Good Money After Bad. In his final campaign in 1998, Bromwell out raised his token opponent by a full half million dollars. His opponent raised a grand total of $13,000 while Bromwell raised over $500,000 and waltzed to victory with 68 percent of the vote.3 Many large contributors helped to stuff Bromwell's coffers to overflowing but among the givers were key players in the corruption scandal that eventually led to Bromwell's 30 count indictment. David Stoffregen, a former president of Kent and Poole, a contracting firm; Michael Forti, an executive with Kent and Poole; and Kent and Poole gave Bromwell $3,000.4 Forti plead guilty to an illegal scheme to obtain minority contracts through his wife's sham firm. Stoffregen was indicted along with Bromwell.
"Legislators are not inherently corrupt, but the campaign finance system is corrupting," said Jeannette Galanis, National Field Director of Public Campaign, a national nonprofit based in Washington. "Today, candidates who want to win must raise a significant amount of money, and the interests of those who contribute often win out over ordinary voters. It's time for Maryland to follow the lead of Maine, Arizona, Connecticut and several other states and cities in adopting clean elections-style public financing."

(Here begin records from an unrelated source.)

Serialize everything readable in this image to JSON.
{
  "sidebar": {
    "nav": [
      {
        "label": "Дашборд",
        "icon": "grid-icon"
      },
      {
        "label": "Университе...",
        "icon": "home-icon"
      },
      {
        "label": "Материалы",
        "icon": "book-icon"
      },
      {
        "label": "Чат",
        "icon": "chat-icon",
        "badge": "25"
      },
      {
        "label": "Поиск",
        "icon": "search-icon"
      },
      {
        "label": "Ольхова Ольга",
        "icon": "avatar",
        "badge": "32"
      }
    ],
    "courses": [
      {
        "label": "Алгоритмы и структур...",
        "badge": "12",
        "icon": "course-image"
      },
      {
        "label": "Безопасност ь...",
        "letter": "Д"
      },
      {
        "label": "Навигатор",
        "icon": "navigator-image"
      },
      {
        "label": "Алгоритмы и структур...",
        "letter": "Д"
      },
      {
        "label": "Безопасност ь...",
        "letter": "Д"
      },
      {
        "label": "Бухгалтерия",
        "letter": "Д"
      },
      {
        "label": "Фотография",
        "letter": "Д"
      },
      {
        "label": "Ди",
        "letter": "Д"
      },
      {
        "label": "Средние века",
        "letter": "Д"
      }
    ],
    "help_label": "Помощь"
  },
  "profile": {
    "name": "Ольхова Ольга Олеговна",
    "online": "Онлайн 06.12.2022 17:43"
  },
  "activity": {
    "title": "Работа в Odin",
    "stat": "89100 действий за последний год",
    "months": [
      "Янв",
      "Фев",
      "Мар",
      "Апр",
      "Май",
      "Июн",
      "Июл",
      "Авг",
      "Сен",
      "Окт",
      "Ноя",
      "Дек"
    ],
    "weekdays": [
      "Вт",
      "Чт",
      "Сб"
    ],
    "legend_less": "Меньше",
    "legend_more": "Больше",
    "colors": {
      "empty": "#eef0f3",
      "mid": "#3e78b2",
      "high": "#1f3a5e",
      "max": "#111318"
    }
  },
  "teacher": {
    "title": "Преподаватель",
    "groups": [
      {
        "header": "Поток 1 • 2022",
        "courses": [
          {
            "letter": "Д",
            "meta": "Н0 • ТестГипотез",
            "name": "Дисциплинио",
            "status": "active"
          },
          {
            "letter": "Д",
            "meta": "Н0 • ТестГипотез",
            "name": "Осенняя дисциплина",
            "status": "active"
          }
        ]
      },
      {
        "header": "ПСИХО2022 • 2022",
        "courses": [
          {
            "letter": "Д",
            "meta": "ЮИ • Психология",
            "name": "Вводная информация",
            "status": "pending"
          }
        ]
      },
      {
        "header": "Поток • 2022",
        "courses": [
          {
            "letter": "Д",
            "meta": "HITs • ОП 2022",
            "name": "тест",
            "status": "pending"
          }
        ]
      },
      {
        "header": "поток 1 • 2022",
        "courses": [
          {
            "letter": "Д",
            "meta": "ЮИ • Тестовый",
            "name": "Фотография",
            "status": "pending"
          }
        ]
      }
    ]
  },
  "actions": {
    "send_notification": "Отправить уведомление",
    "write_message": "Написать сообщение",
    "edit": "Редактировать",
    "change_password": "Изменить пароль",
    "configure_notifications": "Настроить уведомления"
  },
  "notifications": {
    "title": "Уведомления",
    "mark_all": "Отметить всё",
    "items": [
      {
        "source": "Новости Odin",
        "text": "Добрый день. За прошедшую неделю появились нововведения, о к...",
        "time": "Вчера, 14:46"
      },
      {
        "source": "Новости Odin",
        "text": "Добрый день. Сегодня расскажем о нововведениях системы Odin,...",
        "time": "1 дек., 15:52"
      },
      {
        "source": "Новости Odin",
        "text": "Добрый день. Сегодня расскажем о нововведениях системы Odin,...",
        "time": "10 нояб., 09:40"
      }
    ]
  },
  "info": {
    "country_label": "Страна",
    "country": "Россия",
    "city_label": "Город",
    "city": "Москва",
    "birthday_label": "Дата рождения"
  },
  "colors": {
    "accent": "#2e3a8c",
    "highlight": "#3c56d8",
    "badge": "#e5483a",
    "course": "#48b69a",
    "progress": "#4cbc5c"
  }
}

"We need a system that rewards legislators for their work to represent the public, not for selling influence to special interests," said Mary Boyle, communications director of Common Cause. "Public funding for campaigns will ensure that the voices of voters, not wealthy patrons of elected officials, are heard in Annapolis."

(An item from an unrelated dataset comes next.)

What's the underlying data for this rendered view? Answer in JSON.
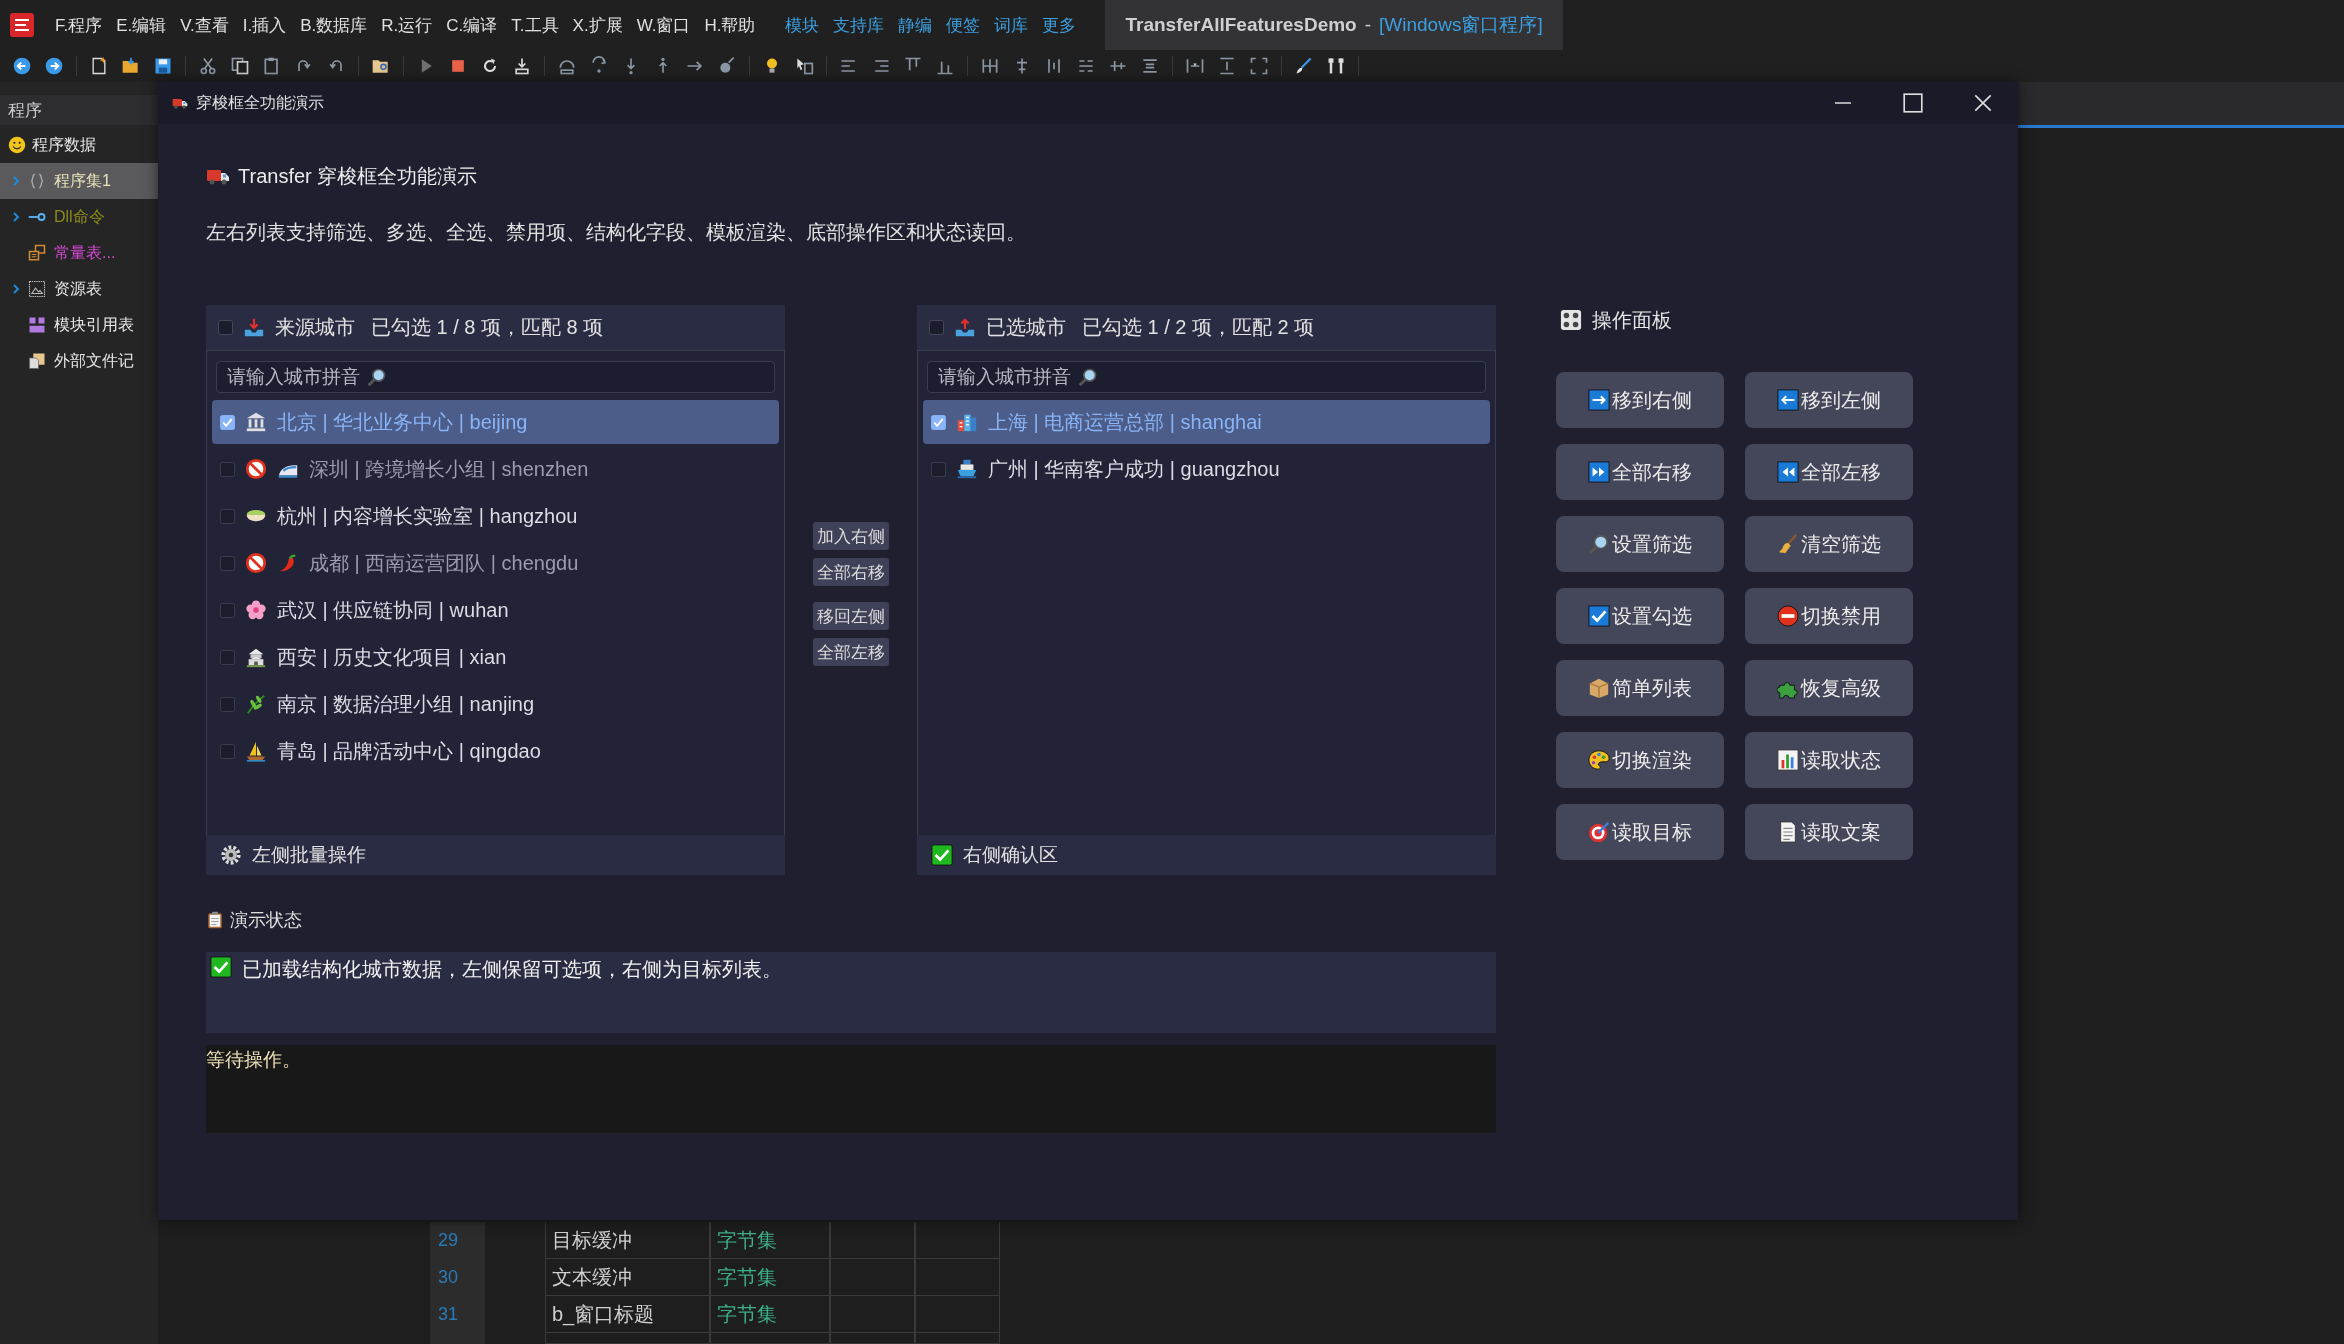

Clean Elections campaign reform is a practical, proven reform that puts voters first by making elections about voters and volunteers instead of big campaign donors. It is modeled on public financing systems in place in seven states and two cities. Last November, more than 200 officials were elected in Arizona, Maine, and North Carolina who ran under public financing systems. Similar laws are also in place for all or some offices in Connecticut, New Jersey, New Mexico, Vermont, Albuquerque, NM, and Portland, OR.
On the federal level bipartisan bicameral Clean Elections-style public financing legislation was introduced in the U.S. Congress on Tuesday. Sens. Richard Durbin (D-IL) and Arlen Specter (R-PA) introduced the Fair Elections Now Act on Tuesday along with a companion measure in the House by lead sponsors Reps. John Tierney (D-MA), Raul Grijalva (D-AZ), and Todd Platts (R-PA).
1. The Institute on Money in State Politics, http://www.followthemoney.org
2. The Institute on Money in State Politics, http://www.followthemoney.org
3. Maryland State Board of Elections, http://www.elections.state.md.us
4. The Institute on Money in State Politics, http://www.followthemoney.org
Office: Common Cause National
Tags: State Ethics
Common Cause is a nonpartisan grassroots organization dedicated to upholding the core values of American democracy. We work to create open, honest, and accountable government that serves the public interest; promote equal rights, opportunity, and representation for all; and empower all people to make their voices heard in the political process.